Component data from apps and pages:
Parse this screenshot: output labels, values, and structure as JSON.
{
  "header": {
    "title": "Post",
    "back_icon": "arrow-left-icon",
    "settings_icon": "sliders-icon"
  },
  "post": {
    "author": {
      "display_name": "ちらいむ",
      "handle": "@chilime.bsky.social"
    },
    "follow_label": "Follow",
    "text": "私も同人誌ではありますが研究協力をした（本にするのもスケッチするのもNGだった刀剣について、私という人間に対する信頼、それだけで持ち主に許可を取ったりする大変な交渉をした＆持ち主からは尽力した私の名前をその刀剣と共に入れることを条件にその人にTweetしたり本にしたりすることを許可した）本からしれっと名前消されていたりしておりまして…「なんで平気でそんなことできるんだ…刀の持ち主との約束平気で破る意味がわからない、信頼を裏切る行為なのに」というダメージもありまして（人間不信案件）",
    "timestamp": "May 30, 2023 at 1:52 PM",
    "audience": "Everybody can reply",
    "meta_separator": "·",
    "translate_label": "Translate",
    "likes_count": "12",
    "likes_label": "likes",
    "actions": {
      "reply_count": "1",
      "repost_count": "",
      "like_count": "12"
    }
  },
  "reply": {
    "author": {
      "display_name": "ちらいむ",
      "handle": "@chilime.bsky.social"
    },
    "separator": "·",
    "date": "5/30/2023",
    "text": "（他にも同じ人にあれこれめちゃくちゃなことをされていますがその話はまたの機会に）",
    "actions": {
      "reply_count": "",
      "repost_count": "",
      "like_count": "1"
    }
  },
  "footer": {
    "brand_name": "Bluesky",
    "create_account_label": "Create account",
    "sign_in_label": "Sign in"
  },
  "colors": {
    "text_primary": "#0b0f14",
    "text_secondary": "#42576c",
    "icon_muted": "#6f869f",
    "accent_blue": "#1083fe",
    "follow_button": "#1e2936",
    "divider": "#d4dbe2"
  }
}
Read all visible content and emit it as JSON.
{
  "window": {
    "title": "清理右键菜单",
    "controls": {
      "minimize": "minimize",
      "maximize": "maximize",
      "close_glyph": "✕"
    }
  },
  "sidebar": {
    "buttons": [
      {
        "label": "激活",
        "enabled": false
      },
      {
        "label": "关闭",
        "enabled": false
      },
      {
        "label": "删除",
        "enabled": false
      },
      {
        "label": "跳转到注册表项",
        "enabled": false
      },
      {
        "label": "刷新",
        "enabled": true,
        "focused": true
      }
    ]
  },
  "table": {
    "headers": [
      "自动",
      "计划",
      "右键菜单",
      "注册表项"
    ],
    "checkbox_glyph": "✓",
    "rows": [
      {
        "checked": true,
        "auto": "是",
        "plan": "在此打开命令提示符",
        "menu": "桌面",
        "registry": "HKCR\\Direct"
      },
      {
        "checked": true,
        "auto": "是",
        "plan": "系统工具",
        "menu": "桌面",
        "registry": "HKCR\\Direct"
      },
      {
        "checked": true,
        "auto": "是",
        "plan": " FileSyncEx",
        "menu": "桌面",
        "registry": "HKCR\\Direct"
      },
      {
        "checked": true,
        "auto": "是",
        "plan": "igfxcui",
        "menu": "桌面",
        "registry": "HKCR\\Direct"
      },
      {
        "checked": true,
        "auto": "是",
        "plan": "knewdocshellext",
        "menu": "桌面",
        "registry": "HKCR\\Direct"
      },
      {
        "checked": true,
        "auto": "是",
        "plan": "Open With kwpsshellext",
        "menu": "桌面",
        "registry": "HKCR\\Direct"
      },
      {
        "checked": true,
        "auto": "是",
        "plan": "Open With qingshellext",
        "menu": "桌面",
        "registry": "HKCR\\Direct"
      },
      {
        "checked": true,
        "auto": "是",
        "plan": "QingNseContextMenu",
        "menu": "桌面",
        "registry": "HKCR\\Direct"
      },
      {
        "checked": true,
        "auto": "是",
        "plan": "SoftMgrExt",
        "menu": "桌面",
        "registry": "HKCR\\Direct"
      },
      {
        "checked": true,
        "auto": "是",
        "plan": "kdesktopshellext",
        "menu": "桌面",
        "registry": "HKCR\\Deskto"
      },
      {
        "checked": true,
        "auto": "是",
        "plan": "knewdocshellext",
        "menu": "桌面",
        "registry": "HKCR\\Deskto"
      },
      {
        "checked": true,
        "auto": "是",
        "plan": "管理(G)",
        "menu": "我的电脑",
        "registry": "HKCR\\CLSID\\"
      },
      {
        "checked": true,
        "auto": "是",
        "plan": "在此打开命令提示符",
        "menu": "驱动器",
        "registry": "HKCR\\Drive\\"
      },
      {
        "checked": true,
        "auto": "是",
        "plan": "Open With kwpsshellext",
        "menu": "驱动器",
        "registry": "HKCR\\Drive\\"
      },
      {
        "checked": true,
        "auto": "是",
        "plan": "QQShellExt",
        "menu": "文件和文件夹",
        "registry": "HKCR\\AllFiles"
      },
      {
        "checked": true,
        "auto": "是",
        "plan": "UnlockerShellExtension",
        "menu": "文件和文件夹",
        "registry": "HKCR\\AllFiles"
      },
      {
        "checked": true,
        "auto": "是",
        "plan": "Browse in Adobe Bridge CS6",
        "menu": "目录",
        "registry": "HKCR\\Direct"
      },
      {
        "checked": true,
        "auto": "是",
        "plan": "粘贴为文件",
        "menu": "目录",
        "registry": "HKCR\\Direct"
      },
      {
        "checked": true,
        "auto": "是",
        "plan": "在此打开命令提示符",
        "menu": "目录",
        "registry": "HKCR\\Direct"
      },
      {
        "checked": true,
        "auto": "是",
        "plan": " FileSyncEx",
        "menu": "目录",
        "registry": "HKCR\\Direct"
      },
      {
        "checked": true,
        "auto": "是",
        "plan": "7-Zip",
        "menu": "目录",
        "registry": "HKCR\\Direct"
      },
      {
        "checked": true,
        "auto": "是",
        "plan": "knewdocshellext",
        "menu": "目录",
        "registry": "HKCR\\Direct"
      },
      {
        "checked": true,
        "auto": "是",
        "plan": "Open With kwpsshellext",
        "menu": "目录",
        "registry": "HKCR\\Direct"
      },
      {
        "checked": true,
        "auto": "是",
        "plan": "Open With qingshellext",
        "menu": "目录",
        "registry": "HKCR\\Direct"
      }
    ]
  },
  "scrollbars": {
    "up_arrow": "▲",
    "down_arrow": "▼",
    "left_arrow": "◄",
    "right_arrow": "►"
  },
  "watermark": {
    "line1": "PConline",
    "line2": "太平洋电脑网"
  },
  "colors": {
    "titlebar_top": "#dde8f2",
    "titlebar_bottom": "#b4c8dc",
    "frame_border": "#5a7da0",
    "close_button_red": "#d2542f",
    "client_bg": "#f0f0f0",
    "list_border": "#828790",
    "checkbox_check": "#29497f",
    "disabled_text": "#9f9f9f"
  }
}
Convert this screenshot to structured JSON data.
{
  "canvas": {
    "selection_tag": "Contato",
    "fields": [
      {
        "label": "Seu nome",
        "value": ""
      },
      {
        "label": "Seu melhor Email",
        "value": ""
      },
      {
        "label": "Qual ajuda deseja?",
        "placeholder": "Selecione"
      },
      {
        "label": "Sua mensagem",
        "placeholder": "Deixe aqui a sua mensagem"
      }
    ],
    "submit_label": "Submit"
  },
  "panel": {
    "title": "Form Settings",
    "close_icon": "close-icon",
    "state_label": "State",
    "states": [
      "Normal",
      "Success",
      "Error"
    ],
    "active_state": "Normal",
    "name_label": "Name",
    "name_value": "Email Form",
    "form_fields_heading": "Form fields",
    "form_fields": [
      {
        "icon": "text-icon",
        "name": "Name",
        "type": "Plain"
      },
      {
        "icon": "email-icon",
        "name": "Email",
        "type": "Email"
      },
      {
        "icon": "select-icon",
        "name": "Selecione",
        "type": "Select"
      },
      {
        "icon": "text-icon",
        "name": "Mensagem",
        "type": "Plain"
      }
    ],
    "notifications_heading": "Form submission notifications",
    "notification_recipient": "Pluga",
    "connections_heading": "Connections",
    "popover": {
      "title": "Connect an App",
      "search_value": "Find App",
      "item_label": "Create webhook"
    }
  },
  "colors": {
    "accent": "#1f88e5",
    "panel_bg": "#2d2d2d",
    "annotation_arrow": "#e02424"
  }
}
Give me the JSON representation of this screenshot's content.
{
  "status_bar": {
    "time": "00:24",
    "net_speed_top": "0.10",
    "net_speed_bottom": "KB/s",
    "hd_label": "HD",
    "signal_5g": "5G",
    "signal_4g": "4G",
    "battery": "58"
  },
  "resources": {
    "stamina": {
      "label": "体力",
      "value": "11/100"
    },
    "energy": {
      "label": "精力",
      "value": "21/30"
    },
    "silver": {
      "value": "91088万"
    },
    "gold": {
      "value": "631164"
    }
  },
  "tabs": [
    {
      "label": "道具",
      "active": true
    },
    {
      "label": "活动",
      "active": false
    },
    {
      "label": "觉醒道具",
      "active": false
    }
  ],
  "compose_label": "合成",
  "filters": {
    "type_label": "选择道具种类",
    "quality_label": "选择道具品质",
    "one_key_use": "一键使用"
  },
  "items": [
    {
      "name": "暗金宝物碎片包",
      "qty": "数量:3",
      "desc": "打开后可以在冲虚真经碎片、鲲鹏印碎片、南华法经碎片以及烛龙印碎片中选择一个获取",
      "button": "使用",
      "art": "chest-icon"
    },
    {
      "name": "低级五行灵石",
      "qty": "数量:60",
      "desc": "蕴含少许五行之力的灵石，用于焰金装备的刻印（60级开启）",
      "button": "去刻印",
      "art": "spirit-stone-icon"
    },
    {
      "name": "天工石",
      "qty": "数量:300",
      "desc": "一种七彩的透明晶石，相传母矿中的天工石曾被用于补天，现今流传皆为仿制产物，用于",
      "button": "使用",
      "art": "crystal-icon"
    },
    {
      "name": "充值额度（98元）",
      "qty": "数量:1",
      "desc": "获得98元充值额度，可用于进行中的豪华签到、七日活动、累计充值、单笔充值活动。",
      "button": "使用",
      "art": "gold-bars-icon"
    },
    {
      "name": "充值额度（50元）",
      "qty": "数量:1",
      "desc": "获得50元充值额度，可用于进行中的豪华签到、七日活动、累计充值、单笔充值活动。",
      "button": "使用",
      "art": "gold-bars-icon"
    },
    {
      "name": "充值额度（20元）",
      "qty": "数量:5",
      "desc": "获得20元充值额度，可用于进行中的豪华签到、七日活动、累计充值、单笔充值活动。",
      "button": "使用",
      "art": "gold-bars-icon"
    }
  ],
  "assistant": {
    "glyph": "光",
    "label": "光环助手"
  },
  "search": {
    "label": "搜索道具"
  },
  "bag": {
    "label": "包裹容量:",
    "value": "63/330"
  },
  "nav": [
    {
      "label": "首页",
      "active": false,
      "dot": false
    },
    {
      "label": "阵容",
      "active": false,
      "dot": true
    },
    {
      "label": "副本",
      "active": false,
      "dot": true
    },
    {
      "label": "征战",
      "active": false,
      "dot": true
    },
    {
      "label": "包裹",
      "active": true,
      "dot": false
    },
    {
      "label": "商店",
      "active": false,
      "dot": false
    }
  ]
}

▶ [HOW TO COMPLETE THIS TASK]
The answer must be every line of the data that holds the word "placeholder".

▶ [EXERCISE OUTPUT]
        "placeholder": "Selecione"
        "placeholder": "Deixe aqui a sua mensagem"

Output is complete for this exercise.